START Data for processing

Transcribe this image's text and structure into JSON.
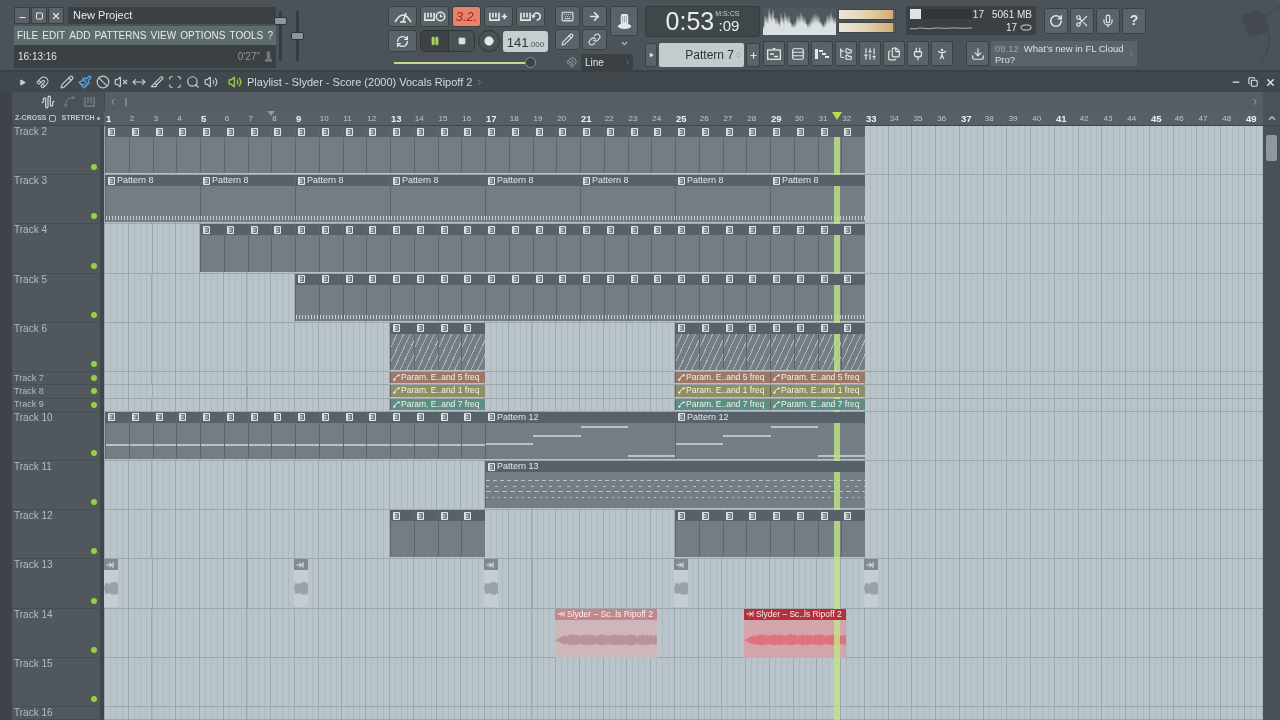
{
  "main_window": {
    "title": "New Project",
    "menu": [
      "FILE",
      "EDIT",
      "ADD",
      "PATTERNS",
      "VIEW",
      "OPTIONS",
      "TOOLS",
      "?"
    ],
    "clock": "16:13:16",
    "elapsed": "0'27\""
  },
  "master": {
    "volume": {
      "level": 0.8
    },
    "pitch": {
      "level": 0.5
    }
  },
  "transport": {
    "toggles": [
      {
        "kind": "metronome",
        "on": false
      },
      {
        "kind": "wait",
        "on": false
      },
      {
        "kind": "countdown",
        "label": "3.2.",
        "on": true
      },
      {
        "kind": "blend",
        "on": false
      },
      {
        "kind": "loop_record",
        "on": false
      }
    ],
    "playing": true,
    "tempo": "141",
    "tempo_decimals": ".000",
    "song_position": {
      "level": 0.965
    }
  },
  "snap": {
    "value": "Line"
  },
  "time": {
    "main": "0:53",
    "sub": ":09",
    "unit": "M:S:CS"
  },
  "pattern_selector": {
    "value": "Pattern 7"
  },
  "output_meters": [
    {
      "level": 0.97
    },
    {
      "level": 0.97
    }
  ],
  "performance": {
    "cpu": "17",
    "cpu_meter": {
      "level": 0.17
    },
    "memory": "5061 MB",
    "polyphony": "17"
  },
  "help": "?",
  "news": {
    "date": "09.12",
    "text": "What’s new in FL Cloud Pro?"
  },
  "playlist": {
    "title": "Playlist - Slyder - Score (2000) Vocals Ripoff 2",
    "tools": [
      {
        "kind": "draw",
        "selected": false
      },
      {
        "kind": "paint",
        "selected": true
      },
      {
        "kind": "delete",
        "selected": false
      },
      {
        "kind": "mute",
        "selected": false
      },
      {
        "kind": "slip",
        "selected": false
      },
      {
        "kind": "slice",
        "selected": false
      },
      {
        "kind": "select",
        "selected": false
      },
      {
        "kind": "zoom",
        "selected": false
      },
      {
        "kind": "playback",
        "selected": false
      }
    ],
    "zcross": {
      "label": "Z-CROSS",
      "checked": false
    },
    "stretch": {
      "label": "STRETCH"
    },
    "ruler": [
      "1",
      "2",
      "3",
      "4",
      "5",
      "6",
      "7",
      "8",
      "9",
      "10",
      "11",
      "12",
      "13",
      "14",
      "15",
      "16",
      "17",
      "18",
      "19",
      "20",
      "21",
      "22",
      "23",
      "24",
      "25",
      "26",
      "27",
      "28",
      "29",
      "30",
      "31",
      "32",
      "33",
      "34",
      "35",
      "36",
      "37",
      "38",
      "39",
      "40",
      "41",
      "42",
      "43",
      "44",
      "45",
      "46",
      "47",
      "48",
      "49"
    ],
    "tracks": [
      {
        "name": "Track 2",
        "kind": "full",
        "enabled": true
      },
      {
        "name": "Track 3",
        "kind": "full",
        "enabled": true,
        "clips": [
          {
            "kind": "pattern",
            "label": "Pattern 8"
          },
          {
            "kind": "pattern",
            "label": "Pattern 8"
          },
          {
            "kind": "pattern",
            "label": "Pattern 8"
          },
          {
            "kind": "pattern",
            "label": "Pattern 8"
          },
          {
            "kind": "pattern",
            "label": "Pattern 8"
          },
          {
            "kind": "pattern",
            "label": "Pattern 8"
          },
          {
            "kind": "pattern",
            "label": "Pattern 8"
          },
          {
            "kind": "pattern",
            "label": "Pattern 8"
          }
        ]
      },
      {
        "name": "Track 4",
        "kind": "full",
        "enabled": true
      },
      {
        "name": "Track 5",
        "kind": "full",
        "enabled": true
      },
      {
        "name": "Track 6",
        "kind": "full",
        "enabled": true
      },
      {
        "name": "Track 7",
        "kind": "compact",
        "enabled": true,
        "clips": [
          {
            "kind": "automation",
            "label": "Param. E..and 5 freq",
            "color": "#9d7868"
          },
          {
            "kind": "automation",
            "label": "Param. E..and 5 freq",
            "color": "#9d7868"
          },
          {
            "kind": "automation",
            "label": "Param. E..and 5 freq",
            "color": "#9d7868"
          }
        ]
      },
      {
        "name": "Track 8",
        "kind": "compact",
        "enabled": true,
        "clips": [
          {
            "kind": "automation",
            "label": "Param. E..and 1 freq",
            "color": "#8e8f62"
          },
          {
            "kind": "automation",
            "label": "Param. E..and 1 freq",
            "color": "#8e8f62"
          },
          {
            "kind": "automation",
            "label": "Param. E..and 1 freq",
            "color": "#8e8f62"
          }
        ]
      },
      {
        "name": "Track 9",
        "kind": "compact",
        "enabled": true,
        "clips": [
          {
            "kind": "automation",
            "label": "Param. E..and 7 freq",
            "color": "#5e8f87"
          },
          {
            "kind": "automation",
            "label": "Param. E..and 7 freq",
            "color": "#5e8f87"
          },
          {
            "kind": "automation",
            "label": "Param. E..and 7 freq",
            "color": "#5e8f87"
          }
        ]
      },
      {
        "name": "Track 10",
        "kind": "full",
        "enabled": true,
        "clips": [
          {
            "kind": "pattern",
            "label": "Pattern 12"
          },
          {
            "kind": "pattern",
            "label": "Pattern 12"
          }
        ]
      },
      {
        "name": "Track 11",
        "kind": "full",
        "enabled": true,
        "clips": [
          {
            "kind": "pattern",
            "label": "Pattern 13"
          }
        ]
      },
      {
        "name": "Track 12",
        "kind": "full",
        "enabled": true
      },
      {
        "name": "Track 13",
        "kind": "full",
        "enabled": true
      },
      {
        "name": "Track 14",
        "kind": "full",
        "enabled": true,
        "clips": [
          {
            "kind": "audio",
            "label": "Slyder – Sc..ls Ripoff 2",
            "muted": true
          },
          {
            "kind": "audio",
            "label": "Slyder – Sc..ls Ripoff 2",
            "muted": false
          }
        ]
      },
      {
        "name": "Track 15",
        "kind": "full",
        "enabled": true
      },
      {
        "name": "Track 16",
        "kind": "full"
      }
    ]
  }
}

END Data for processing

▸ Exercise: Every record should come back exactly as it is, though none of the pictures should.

▸ Response to this task:
Transcribe this image's text and structure into JSON.
{
  "main_window": {
    "title": "New Project",
    "menu": [
      "FILE",
      "EDIT",
      "ADD",
      "PATTERNS",
      "VIEW",
      "OPTIONS",
      "TOOLS",
      "?"
    ],
    "clock": "16:13:16",
    "elapsed": "0'27\""
  },
  "master": {
    "volume": {
      "level": 0.8
    },
    "pitch": {
      "level": 0.5
    }
  },
  "transport": {
    "toggles": [
      {
        "kind": "metronome",
        "on": false
      },
      {
        "kind": "wait",
        "on": false
      },
      {
        "kind": "countdown",
        "label": "3.2.",
        "on": true
      },
      {
        "kind": "blend",
        "on": false
      },
      {
        "kind": "loop_record",
        "on": false
      }
    ],
    "playing": true,
    "tempo": "141",
    "tempo_decimals": ".000",
    "song_position": {
      "level": 0.965
    }
  },
  "snap": {
    "value": "Line"
  },
  "time": {
    "main": "0:53",
    "sub": ":09",
    "unit": "M:S:CS"
  },
  "pattern_selector": {
    "value": "Pattern 7"
  },
  "output_meters": [
    {
      "level": 0.97
    },
    {
      "level": 0.97
    }
  ],
  "performance": {
    "cpu": "17",
    "cpu_meter": {
      "level": 0.17
    },
    "memory": "5061 MB",
    "polyphony": "17"
  },
  "help": "?",
  "news": {
    "date": "09.12",
    "text": "What’s new in FL Cloud Pro?"
  },
  "playlist": {
    "title": "Playlist - Slyder - Score (2000) Vocals Ripoff 2",
    "tools": [
      {
        "kind": "draw",
        "selected": false
      },
      {
        "kind": "paint",
        "selected": true
      },
      {
        "kind": "delete",
        "selected": false
      },
      {
        "kind": "mute",
        "selected": false
      },
      {
        "kind": "slip",
        "selected": false
      },
      {
        "kind": "slice",
        "selected": false
      },
      {
        "kind": "select",
        "selected": false
      },
      {
        "kind": "zoom",
        "selected": false
      },
      {
        "kind": "playback",
        "selected": false
      }
    ],
    "zcross": {
      "label": "Z-CROSS",
      "checked": false
    },
    "stretch": {
      "label": "STRETCH"
    },
    "ruler": [
      "1",
      "2",
      "3",
      "4",
      "5",
      "6",
      "7",
      "8",
      "9",
      "10",
      "11",
      "12",
      "13",
      "14",
      "15",
      "16",
      "17",
      "18",
      "19",
      "20",
      "21",
      "22",
      "23",
      "24",
      "25",
      "26",
      "27",
      "28",
      "29",
      "30",
      "31",
      "32",
      "33",
      "34",
      "35",
      "36",
      "37",
      "38",
      "39",
      "40",
      "41",
      "42",
      "43",
      "44",
      "45",
      "46",
      "47",
      "48",
      "49"
    ],
    "tracks": [
      {
        "name": "Track 2",
        "kind": "full",
        "enabled": true
      },
      {
        "name": "Track 3",
        "kind": "full",
        "enabled": true,
        "clips": [
          {
            "kind": "pattern",
            "label": "Pattern 8"
          },
          {
            "kind": "pattern",
            "label": "Pattern 8"
          },
          {
            "kind": "pattern",
            "label": "Pattern 8"
          },
          {
            "kind": "pattern",
            "label": "Pattern 8"
          },
          {
            "kind": "pattern",
            "label": "Pattern 8"
          },
          {
            "kind": "pattern",
            "label": "Pattern 8"
          },
          {
            "kind": "pattern",
            "label": "Pattern 8"
          },
          {
            "kind": "pattern",
            "label": "Pattern 8"
          }
        ]
      },
      {
        "name": "Track 4",
        "kind": "full",
        "enabled": true
      },
      {
        "name": "Track 5",
        "kind": "full",
        "enabled": true
      },
      {
        "name": "Track 6",
        "kind": "full",
        "enabled": true
      },
      {
        "name": "Track 7",
        "kind": "compact",
        "enabled": true,
        "clips": [
          {
            "kind": "automation",
            "label": "Param. E..and 5 freq",
            "color": "#9d7868"
          },
          {
            "kind": "automation",
            "label": "Param. E..and 5 freq",
            "color": "#9d7868"
          },
          {
            "kind": "automation",
            "label": "Param. E..and 5 freq",
            "color": "#9d7868"
          }
        ]
      },
      {
        "name": "Track 8",
        "kind": "compact",
        "enabled": true,
        "clips": [
          {
            "kind": "automation",
            "label": "Param. E..and 1 freq",
            "color": "#8e8f62"
          },
          {
            "kind": "automation",
            "label": "Param. E..and 1 freq",
            "color": "#8e8f62"
          },
          {
            "kind": "automation",
            "label": "Param. E..and 1 freq",
            "color": "#8e8f62"
          }
        ]
      },
      {
        "name": "Track 9",
        "kind": "compact",
        "enabled": true,
        "clips": [
          {
            "kind": "automation",
            "label": "Param. E..and 7 freq",
            "color": "#5e8f87"
          },
          {
            "kind": "automation",
            "label": "Param. E..and 7 freq",
            "color": "#5e8f87"
          },
          {
            "kind": "automation",
            "label": "Param. E..and 7 freq",
            "color": "#5e8f87"
          }
        ]
      },
      {
        "name": "Track 10",
        "kind": "full",
        "enabled": true,
        "clips": [
          {
            "kind": "pattern",
            "label": "Pattern 12"
          },
          {
            "kind": "pattern",
            "label": "Pattern 12"
          }
        ]
      },
      {
        "name": "Track 11",
        "kind": "full",
        "enabled": true,
        "clips": [
          {
            "kind": "pattern",
            "label": "Pattern 13"
          }
        ]
      },
      {
        "name": "Track 12",
        "kind": "full",
        "enabled": true
      },
      {
        "name": "Track 13",
        "kind": "full",
        "enabled": true
      },
      {
        "name": "Track 14",
        "kind": "full",
        "enabled": true,
        "clips": [
          {
            "kind": "audio",
            "label": "Slyder – Sc..ls Ripoff 2",
            "muted": true
          },
          {
            "kind": "audio",
            "label": "Slyder – Sc..ls Ripoff 2",
            "muted": false
          }
        ]
      },
      {
        "name": "Track 15",
        "kind": "full",
        "enabled": true
      },
      {
        "name": "Track 16",
        "kind": "full"
      }
    ]
  }
}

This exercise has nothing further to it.